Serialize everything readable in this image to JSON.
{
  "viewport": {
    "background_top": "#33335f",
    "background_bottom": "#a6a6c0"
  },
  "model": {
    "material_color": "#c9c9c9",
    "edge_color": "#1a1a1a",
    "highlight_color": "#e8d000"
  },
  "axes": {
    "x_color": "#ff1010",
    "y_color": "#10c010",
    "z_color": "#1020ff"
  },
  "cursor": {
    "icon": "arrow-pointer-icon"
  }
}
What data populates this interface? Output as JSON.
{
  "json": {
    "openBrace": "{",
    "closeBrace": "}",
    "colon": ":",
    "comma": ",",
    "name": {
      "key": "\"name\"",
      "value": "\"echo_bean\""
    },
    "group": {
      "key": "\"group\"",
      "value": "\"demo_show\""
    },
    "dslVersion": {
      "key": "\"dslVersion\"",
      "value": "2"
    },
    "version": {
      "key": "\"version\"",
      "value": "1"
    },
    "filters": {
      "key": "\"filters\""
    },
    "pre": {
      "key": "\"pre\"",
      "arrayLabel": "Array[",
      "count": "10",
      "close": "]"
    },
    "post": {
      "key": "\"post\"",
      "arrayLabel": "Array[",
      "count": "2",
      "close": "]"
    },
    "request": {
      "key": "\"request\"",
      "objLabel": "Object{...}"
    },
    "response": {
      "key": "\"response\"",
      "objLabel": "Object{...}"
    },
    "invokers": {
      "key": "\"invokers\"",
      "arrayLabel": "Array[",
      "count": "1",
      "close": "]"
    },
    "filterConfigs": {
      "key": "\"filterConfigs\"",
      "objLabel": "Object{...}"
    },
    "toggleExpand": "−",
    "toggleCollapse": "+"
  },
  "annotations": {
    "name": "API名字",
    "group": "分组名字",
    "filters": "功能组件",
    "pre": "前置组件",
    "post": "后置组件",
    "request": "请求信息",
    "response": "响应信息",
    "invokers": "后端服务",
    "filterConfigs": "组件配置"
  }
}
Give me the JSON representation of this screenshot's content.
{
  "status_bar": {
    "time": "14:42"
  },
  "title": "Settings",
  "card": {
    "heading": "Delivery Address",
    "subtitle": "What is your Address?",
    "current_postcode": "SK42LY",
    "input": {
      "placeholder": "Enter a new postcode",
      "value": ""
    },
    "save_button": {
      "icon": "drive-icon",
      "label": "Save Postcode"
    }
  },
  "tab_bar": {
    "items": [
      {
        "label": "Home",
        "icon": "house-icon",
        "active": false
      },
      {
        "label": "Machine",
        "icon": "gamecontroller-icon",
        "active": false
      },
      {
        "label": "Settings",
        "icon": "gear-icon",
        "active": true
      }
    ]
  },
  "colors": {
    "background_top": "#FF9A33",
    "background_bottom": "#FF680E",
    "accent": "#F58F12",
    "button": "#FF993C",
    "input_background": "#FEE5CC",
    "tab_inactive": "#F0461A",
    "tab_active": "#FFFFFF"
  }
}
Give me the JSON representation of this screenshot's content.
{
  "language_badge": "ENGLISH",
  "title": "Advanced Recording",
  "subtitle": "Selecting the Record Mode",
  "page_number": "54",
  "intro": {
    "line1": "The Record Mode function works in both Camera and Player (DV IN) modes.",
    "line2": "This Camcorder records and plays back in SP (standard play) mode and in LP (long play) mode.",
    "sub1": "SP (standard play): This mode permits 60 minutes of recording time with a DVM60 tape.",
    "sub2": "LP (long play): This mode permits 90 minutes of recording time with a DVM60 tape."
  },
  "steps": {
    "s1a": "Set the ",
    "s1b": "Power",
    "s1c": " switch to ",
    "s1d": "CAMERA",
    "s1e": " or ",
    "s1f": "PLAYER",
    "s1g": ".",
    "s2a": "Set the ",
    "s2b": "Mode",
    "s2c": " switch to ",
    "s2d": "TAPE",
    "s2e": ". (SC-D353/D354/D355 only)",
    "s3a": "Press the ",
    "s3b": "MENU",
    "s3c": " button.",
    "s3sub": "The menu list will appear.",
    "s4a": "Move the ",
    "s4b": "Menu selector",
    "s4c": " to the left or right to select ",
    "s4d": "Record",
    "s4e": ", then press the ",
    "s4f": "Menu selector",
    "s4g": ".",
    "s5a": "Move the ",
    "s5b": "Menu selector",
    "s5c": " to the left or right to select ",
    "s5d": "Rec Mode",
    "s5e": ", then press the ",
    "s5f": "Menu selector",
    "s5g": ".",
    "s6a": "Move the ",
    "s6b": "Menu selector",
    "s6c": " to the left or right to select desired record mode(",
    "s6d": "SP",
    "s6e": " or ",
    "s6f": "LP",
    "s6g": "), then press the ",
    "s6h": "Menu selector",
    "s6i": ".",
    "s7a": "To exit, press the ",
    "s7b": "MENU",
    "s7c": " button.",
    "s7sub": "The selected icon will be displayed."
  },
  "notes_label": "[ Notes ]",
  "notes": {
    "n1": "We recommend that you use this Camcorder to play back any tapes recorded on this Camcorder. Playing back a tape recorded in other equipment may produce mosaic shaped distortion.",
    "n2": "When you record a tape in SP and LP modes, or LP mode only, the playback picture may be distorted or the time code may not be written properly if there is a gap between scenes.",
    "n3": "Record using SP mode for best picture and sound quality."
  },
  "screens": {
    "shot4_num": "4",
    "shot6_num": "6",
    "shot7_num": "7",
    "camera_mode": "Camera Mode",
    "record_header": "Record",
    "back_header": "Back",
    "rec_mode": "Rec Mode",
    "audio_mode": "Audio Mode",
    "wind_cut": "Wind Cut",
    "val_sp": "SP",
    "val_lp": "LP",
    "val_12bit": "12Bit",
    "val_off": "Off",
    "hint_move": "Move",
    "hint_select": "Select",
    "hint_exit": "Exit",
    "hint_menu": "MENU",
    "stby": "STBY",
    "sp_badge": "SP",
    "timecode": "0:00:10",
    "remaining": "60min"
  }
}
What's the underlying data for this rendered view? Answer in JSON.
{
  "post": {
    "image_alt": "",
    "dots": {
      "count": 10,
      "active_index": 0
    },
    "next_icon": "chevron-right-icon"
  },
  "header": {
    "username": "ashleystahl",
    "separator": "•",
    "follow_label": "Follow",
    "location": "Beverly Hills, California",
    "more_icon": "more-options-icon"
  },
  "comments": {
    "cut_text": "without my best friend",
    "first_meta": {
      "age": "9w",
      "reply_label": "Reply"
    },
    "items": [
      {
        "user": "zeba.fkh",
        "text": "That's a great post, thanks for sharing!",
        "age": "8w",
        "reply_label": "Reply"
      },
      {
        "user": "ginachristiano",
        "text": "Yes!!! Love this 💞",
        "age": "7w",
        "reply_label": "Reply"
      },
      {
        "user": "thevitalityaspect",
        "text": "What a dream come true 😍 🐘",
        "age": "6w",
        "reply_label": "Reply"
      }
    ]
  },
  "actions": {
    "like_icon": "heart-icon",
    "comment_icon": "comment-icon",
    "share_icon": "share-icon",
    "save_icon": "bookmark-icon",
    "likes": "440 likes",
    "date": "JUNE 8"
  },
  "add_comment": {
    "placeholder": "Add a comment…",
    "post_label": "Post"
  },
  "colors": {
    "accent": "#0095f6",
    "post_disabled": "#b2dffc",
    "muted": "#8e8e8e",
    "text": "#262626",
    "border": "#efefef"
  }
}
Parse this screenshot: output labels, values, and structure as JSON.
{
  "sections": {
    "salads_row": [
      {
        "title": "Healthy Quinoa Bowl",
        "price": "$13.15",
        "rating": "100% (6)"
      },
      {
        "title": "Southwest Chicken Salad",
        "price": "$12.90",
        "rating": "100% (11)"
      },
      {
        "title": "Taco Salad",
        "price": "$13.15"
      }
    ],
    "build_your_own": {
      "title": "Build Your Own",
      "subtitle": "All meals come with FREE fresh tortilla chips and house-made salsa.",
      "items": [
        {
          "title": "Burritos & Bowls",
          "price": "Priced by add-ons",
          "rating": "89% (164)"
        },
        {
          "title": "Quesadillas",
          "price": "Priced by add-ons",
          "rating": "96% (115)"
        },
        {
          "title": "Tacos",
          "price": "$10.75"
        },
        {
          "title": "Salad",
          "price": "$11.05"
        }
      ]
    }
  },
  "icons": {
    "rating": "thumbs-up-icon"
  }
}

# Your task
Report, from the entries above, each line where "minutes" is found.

# Exercise response
    "sub1": "SP (standard play): This mode permits 60 minutes of recording time with a DVM60 tape.",
    "sub2": "LP (long play): This mode permits 90 minutes of recording time with a DVM60 tape."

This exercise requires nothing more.